* DESCRIPTION OF THE TASK
Filter these records by the string "route", copying each line that holds it.
[GIVEN RECORDS]
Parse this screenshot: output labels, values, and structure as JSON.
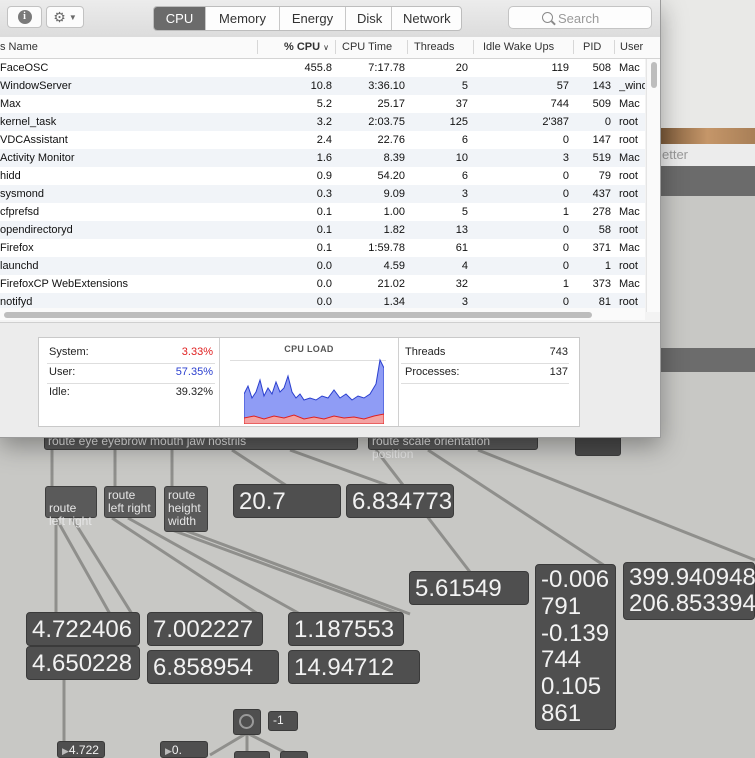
{
  "toolbar": {
    "info_icon": "info-icon",
    "gear_icon": "gear-icon",
    "tabs": [
      {
        "label": "CPU",
        "active": true
      },
      {
        "label": "Memory",
        "active": false
      },
      {
        "label": "Energy",
        "active": false
      },
      {
        "label": "Disk",
        "active": false
      },
      {
        "label": "Network",
        "active": false
      }
    ],
    "search_placeholder": "Search"
  },
  "table": {
    "columns": [
      "s Name",
      "% CPU",
      "CPU Time",
      "Threads",
      "Idle Wake Ups",
      "PID",
      "User"
    ],
    "rows": [
      [
        "FaceOSC",
        "455.8",
        "7:17.78",
        "20",
        "119",
        "508",
        "Mac"
      ],
      [
        "WindowServer",
        "10.8",
        "3:36.10",
        "5",
        "57",
        "143",
        "_wind"
      ],
      [
        "Max",
        "5.2",
        "25.17",
        "37",
        "744",
        "509",
        "Mac"
      ],
      [
        "kernel_task",
        "3.2",
        "2:03.75",
        "125",
        "2'387",
        "0",
        "root"
      ],
      [
        "VDCAssistant",
        "2.4",
        "22.76",
        "6",
        "0",
        "147",
        "root"
      ],
      [
        "Activity Monitor",
        "1.6",
        "8.39",
        "10",
        "3",
        "519",
        "Mac"
      ],
      [
        "hidd",
        "0.9",
        "54.20",
        "6",
        "0",
        "79",
        "root"
      ],
      [
        "sysmond",
        "0.3",
        "9.09",
        "3",
        "0",
        "437",
        "root"
      ],
      [
        "cfprefsd",
        "0.1",
        "1.00",
        "5",
        "1",
        "278",
        "Mac"
      ],
      [
        "opendirectoryd",
        "0.1",
        "1.82",
        "13",
        "0",
        "58",
        "root"
      ],
      [
        "Firefox",
        "0.1",
        "1:59.78",
        "61",
        "0",
        "371",
        "Mac"
      ],
      [
        "launchd",
        "0.0",
        "4.59",
        "4",
        "0",
        "1",
        "root"
      ],
      [
        "FirefoxCP WebExtensions",
        "0.0",
        "21.02",
        "32",
        "1",
        "373",
        "Mac"
      ],
      [
        "notifyd",
        "0.0",
        "1.34",
        "3",
        "0",
        "81",
        "root"
      ]
    ]
  },
  "summary": {
    "system_label": "System:",
    "system_value": "3.33%",
    "user_label": "User:",
    "user_value": "57.35%",
    "idle_label": "Idle:",
    "idle_value": "39.32%",
    "cpu_load_title": "CPU LOAD",
    "threads_label": "Threads",
    "threads_value": "743",
    "processes_label": "Processes:",
    "processes_value": "137",
    "colors": {
      "system": "#e02020",
      "user": "#2a3fcf"
    }
  },
  "background": {
    "ghost_text": "etter"
  },
  "patch": {
    "route_main": "route eye eyebrow mouth jaw nostrils",
    "route_scale": "route scale orientation position",
    "route_lr_1": "route left right",
    "route_lr_2": "route left right",
    "route_hw": "route height width",
    "num_20_7": "20.7",
    "num_6_834773": "6.834773",
    "num_5_61549": "5.61549",
    "num_col_a": "-0.006",
    "num_col_b": "791",
    "num_col_c": "-0.139",
    "num_col_d": "744",
    "num_col_e": "0.105",
    "num_col_f": "861",
    "num_399": "399.940948",
    "num_206": "206.853394",
    "num_4_722406": "4.722406",
    "num_4_650228": "4.650228",
    "num_7_002227": "7.002227",
    "num_6_858954": "6.858954",
    "num_1_187553": "1.187553",
    "num_14_94712": "14.94712",
    "small_4722": "4.722",
    "small_0": "0.",
    "small_minus1": "-1"
  }
}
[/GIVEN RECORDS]
* COMPLETED EXERCISE
    "route_main": "route eye eyebrow mouth jaw nostrils",
    "route_scale": "route scale orientation position",
    "route_lr_1": "route left right",
    "route_lr_2": "route left right",
    "route_hw": "route height width",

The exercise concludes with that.